We started with the basics, touching up the trim, repainting etc.
Built some new towel storage,
Created these natural wood floating shelves,
And hung a gallery wall.
But now we get to move on to the first of my two favorite projects in this makeover.
A reclaimed window turned medicine cabinet. Those of you who follow along, know that additional storage is kinda my mantra. I adore my 1940’s home, but storage wasn’t really a big priority back then, so I am always trying to find new ways to maximize the storage options.
This time we started with an old window. We removed the nasty glazing on the back side, and removed the glass.
I like the old, distressed, chippy paint look as much as the next guy but in this case we decided it need to come off. Since this is a frequently used cabinet rather than a simple display piece, the paint would just be continuing to chip all over the place. We would end up with a constant mess and eventually that old paint would all be gone anyway, so we sanded it down pretty thoroughly.
I knew I wanted to put in photos, but I didn’t really want just 3 super long and narrow photos, so we added some small strips to break up the openings.
Then I coated the whole thing in paint.
We replaced the glass with plexi-glass. It’s cheaper, easier to cut, and more durable for a cabinet that opens and shuts several times a day.
Then we finished off the front with thin plywood to serve as the backer for the photos.
While I finished up with the door, Patrick started building the cabinet itself. He started by making a frame that matched the dimensions of the window itself.
Then he used 1x4 to build a box that sits on the inside edge of that frame,
and glued and nailed the whole thing together.
We brought a bunch of items that we intended to store in this cabinet, out to the shop so we could decide on the placement of the shelves.

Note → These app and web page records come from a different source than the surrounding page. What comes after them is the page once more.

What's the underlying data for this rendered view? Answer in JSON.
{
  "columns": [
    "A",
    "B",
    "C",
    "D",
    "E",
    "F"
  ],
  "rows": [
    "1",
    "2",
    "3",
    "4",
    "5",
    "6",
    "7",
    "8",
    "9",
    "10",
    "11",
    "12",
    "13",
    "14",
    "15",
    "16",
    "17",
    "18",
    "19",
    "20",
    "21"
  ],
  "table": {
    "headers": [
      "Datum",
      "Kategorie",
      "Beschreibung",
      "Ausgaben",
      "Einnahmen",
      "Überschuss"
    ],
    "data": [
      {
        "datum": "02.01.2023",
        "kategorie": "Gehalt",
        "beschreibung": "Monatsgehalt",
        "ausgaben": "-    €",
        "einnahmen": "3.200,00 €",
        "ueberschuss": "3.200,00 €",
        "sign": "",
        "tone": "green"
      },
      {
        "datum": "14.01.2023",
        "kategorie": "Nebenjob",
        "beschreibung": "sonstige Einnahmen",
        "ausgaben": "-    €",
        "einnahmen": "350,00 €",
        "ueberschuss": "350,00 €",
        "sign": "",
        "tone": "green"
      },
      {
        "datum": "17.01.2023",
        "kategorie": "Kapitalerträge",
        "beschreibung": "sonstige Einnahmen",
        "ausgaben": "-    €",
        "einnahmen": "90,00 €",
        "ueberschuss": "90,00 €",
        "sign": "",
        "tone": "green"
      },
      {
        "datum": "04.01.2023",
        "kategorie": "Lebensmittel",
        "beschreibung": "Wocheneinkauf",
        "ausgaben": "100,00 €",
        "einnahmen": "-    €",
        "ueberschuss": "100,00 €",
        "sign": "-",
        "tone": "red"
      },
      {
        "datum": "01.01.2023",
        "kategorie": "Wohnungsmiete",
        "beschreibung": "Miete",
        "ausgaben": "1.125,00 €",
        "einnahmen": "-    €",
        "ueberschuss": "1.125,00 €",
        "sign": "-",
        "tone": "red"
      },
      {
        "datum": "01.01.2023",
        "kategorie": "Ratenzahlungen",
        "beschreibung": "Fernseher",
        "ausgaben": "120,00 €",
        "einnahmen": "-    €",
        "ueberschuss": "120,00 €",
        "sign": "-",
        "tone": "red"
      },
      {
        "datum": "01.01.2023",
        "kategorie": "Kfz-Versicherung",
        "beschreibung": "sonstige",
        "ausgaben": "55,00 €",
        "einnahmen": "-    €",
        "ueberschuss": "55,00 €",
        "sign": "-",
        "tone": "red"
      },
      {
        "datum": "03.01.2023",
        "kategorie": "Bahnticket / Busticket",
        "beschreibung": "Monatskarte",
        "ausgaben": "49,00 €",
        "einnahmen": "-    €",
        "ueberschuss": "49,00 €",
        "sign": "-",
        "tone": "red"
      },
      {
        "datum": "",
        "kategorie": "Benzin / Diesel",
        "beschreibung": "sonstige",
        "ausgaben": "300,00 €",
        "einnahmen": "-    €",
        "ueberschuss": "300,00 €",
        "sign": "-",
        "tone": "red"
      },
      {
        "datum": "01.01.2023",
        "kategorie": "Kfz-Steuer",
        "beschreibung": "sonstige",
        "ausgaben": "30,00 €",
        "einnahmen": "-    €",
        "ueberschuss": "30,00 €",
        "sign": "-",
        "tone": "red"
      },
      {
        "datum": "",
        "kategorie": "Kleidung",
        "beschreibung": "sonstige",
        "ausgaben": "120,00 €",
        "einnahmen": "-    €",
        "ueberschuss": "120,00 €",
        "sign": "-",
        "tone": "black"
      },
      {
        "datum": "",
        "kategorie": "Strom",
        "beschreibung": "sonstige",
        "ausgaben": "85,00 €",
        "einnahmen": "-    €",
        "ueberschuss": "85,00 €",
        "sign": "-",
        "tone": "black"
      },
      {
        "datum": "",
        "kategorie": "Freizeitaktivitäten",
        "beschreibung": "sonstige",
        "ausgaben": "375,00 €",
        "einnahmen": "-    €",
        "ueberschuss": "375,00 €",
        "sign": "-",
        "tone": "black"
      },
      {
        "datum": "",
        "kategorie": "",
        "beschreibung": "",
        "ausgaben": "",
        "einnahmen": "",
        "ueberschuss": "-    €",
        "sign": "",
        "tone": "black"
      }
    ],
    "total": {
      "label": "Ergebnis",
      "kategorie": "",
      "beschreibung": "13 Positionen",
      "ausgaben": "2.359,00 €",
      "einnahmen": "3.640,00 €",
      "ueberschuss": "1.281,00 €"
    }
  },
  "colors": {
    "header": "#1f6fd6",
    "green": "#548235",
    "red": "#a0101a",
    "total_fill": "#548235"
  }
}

Then we cut them to size and nailed them from the outside of the box. Then the whole thing got a couple coats of paint.
The door was attached with a piano hinge.
We cut it down to size, then attached it to the door.
Then attached it to the cabinet.
Just a bit of distressing,
and the whole thing was ready to go.
Now we get into the slightly more complicated part. The wall where were placing this cabinet is 100% NOT LOAD BEARING! Every house is different and I cannot even begin to tell you whether or not your wall will need additional structural support if you intend to cut into a wall. Or whether or not there may be wires or pipes etc running through your wall. All I can do is show you how we installed ours, but please consult a builder before cutting into your wall! Okay, with that disclaimer out of the way…
We measured and leveled, then measured and leveled some more…
and drew a nice outline of where we needed to cut.
Then cut out a big chunk of the wall.
and slid the cabinet into place. It was attached by shooting some massive nails into the studs on the top and bottom of the cabinet.
And finally I got to the fun part! I chose a bunch of photos with a sort-of timeless classic feel to go with the vintage window factor. I had them all printed out by Staples as black on white photos on just standard paper. That many 8x10’s could have gotten pricey but this way they only cost a few bucks total, and despite the cheap paper, they look great!
I used a scrap of the plexi-glass to make a template and then traced where to cut out each photo. It worked perfectly because I could see through it to make sure I was keeping the best portion of each image.
With all the images in place,
it was time to tack the back panels into place. These glazier points are super easy to use.
Just use a chisel or flathead screw driver in the corner of it, then hit the handle with a hammer to tap it into place. Sorry I couldn’t get an “in-process” photo. Sometimes I really need a third arm.
Looking back as I write this, there are a lot of steps and a lot of photos, but honestly, this is a pretty quick and easy project. Not including the paint dry time, it only took us about an hour from start to finish, and the additional storage we gained is amazing.
This entire cabinet is dedicated to Patrick’s stuff, such as his Rhett and Link beard oil, because obviously….
and most people that see it don’t even realize there’s a cabinet behind it.
It’s the perfect complement to our bathroom décor
and with that, we are left with only one more bathroom project to share next week. You’re going to love it!
For the full makeover so far, take a peek at these posts: